### About this exercise
Reproduce the listing below precisely, leaving every line intact.

###

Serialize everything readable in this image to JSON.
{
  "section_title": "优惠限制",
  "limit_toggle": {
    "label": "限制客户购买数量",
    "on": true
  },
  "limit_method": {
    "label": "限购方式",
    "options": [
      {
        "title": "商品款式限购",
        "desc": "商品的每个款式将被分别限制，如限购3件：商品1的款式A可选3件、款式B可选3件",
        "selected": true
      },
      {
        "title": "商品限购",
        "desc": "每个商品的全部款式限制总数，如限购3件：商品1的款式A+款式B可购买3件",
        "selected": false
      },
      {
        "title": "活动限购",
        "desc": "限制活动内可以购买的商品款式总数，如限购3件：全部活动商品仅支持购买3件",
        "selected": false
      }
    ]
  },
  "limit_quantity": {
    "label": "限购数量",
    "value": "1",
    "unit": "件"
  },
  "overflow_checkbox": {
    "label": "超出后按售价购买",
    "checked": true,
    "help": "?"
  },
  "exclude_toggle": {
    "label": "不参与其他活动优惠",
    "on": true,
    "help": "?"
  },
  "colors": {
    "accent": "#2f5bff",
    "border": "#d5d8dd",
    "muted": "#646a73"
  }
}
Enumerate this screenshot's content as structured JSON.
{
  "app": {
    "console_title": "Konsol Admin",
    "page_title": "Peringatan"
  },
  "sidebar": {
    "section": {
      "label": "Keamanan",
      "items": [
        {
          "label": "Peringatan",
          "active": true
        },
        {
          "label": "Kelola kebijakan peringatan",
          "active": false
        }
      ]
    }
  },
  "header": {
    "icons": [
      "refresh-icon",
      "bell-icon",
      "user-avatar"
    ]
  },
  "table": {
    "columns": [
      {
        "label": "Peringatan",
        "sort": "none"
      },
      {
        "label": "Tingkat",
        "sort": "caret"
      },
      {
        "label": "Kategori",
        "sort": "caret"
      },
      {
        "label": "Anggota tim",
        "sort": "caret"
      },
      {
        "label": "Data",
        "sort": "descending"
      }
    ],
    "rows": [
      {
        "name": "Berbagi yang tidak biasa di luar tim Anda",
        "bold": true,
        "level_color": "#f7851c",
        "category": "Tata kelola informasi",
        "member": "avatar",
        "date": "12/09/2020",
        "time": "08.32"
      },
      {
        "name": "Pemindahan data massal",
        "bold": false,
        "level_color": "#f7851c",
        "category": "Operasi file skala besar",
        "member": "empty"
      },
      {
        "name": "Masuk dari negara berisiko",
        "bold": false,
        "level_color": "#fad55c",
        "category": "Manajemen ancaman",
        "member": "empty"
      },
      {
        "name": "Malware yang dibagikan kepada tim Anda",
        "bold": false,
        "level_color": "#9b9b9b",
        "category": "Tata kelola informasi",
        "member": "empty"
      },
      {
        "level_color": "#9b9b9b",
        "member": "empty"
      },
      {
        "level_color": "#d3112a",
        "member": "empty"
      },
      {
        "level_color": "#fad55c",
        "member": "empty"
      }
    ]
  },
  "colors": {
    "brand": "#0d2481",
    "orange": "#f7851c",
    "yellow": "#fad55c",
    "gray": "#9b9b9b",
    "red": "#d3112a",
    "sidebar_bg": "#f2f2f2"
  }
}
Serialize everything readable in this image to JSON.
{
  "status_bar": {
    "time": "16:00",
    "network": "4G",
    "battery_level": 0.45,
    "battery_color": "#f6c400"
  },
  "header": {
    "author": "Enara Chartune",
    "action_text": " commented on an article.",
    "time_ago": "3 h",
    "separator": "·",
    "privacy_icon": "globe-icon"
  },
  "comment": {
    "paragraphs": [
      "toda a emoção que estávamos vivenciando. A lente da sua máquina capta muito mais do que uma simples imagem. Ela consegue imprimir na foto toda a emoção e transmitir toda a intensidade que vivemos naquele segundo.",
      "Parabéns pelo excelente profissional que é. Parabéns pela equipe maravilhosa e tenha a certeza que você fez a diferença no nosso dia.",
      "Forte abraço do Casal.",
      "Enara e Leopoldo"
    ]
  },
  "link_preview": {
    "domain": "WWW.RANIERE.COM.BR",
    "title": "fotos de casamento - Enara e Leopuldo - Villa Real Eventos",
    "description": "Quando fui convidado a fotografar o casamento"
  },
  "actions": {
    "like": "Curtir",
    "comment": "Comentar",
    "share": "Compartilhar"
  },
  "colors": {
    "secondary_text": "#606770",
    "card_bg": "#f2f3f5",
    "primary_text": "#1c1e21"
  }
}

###

### Answer section
Serialize everything readable in this image to JSON.
{
  "section_title": "优惠限制",
  "limit_toggle": {
    "label": "限制客户购买数量",
    "on": true
  },
  "limit_method": {
    "label": "限购方式",
    "options": [
      {
        "title": "商品款式限购",
        "desc": "商品的每个款式将被分别限制，如限购3件：商品1的款式A可选3件、款式B可选3件",
        "selected": true
      },
      {
        "title": "商品限购",
        "desc": "每个商品的全部款式限制总数，如限购3件：商品1的款式A+款式B可购买3件",
        "selected": false
      },
      {
        "title": "活动限购",
        "desc": "限制活动内可以购买的商品款式总数，如限购3件：全部活动商品仅支持购买3件",
        "selected": false
      }
    ]
  },
  "limit_quantity": {
    "label": "限购数量",
    "value": "1",
    "unit": "件"
  },
  "overflow_checkbox": {
    "label": "超出后按售价购买",
    "checked": true,
    "help": "?"
  },
  "exclude_toggle": {
    "label": "不参与其他活动优惠",
    "on": true,
    "help": "?"
  },
  "colors": {
    "accent": "#2f5bff",
    "border": "#d5d8dd",
    "muted": "#646a73"
  }
}
Enumerate this screenshot's content as structured JSON.
{
  "app": {
    "console_title": "Konsol Admin",
    "page_title": "Peringatan"
  },
  "sidebar": {
    "section": {
      "label": "Keamanan",
      "items": [
        {
          "label": "Peringatan",
          "active": true
        },
        {
          "label": "Kelola kebijakan peringatan",
          "active": false
        }
      ]
    }
  },
  "header": {
    "icons": [
      "refresh-icon",
      "bell-icon",
      "user-avatar"
    ]
  },
  "table": {
    "columns": [
      {
        "label": "Peringatan",
        "sort": "none"
      },
      {
        "label": "Tingkat",
        "sort": "caret"
      },
      {
        "label": "Kategori",
        "sort": "caret"
      },
      {
        "label": "Anggota tim",
        "sort": "caret"
      },
      {
        "label": "Data",
        "sort": "descending"
      }
    ],
    "rows": [
      {
        "name": "Berbagi yang tidak biasa di luar tim Anda",
        "bold": true,
        "level_color": "#f7851c",
        "category": "Tata kelola informasi",
        "member": "avatar",
        "date": "12/09/2020",
        "time": "08.32"
      },
      {
        "name": "Pemindahan data massal",
        "bold": false,
        "level_color": "#f7851c",
        "category": "Operasi file skala besar",
        "member": "empty"
      },
      {
        "name": "Masuk dari negara berisiko",
        "bold": false,
        "level_color": "#fad55c",
        "category": "Manajemen ancaman",
        "member": "empty"
      },
      {
        "name": "Malware yang dibagikan kepada tim Anda",
        "bold": false,
        "level_color": "#9b9b9b",
        "category": "Tata kelola informasi",
        "member": "empty"
      },
      {
        "level_color": "#9b9b9b",
        "member": "empty"
      },
      {
        "level_color": "#d3112a",
        "member": "empty"
      },
      {
        "level_color": "#fad55c",
        "member": "empty"
      }
    ]
  },
  "colors": {
    "brand": "#0d2481",
    "orange": "#f7851c",
    "yellow": "#fad55c",
    "gray": "#9b9b9b",
    "red": "#d3112a",
    "sidebar_bg": "#f2f2f2"
  }
}
Serialize everything readable in this image to JSON.
{
  "status_bar": {
    "time": "16:00",
    "network": "4G",
    "battery_level": 0.45,
    "battery_color": "#f6c400"
  },
  "header": {
    "author": "Enara Chartune",
    "action_text": " commented on an article.",
    "time_ago": "3 h",
    "separator": "·",
    "privacy_icon": "globe-icon"
  },
  "comment": {
    "paragraphs": [
      "toda a emoção que estávamos vivenciando. A lente da sua máquina capta muito mais do que uma simples imagem. Ela consegue imprimir na foto toda a emoção e transmitir toda a intensidade que vivemos naquele segundo.",
      "Parabéns pelo excelente profissional que é. Parabéns pela equipe maravilhosa e tenha a certeza que você fez a diferença no nosso dia.",
      "Forte abraço do Casal.",
      "Enara e Leopoldo"
    ]
  },
  "link_preview": {
    "domain": "WWW.RANIERE.COM.BR",
    "title": "fotos de casamento - Enara e Leopuldo - Villa Real Eventos",
    "description": "Quando fui convidado a fotografar o casamento"
  },
  "actions": {
    "like": "Curtir",
    "comment": "Comentar",
    "share": "Compartilhar"
  },
  "colors": {
    "secondary_text": "#606770",
    "card_bg": "#f2f3f5",
    "primary_text": "#1c1e21"
  }
}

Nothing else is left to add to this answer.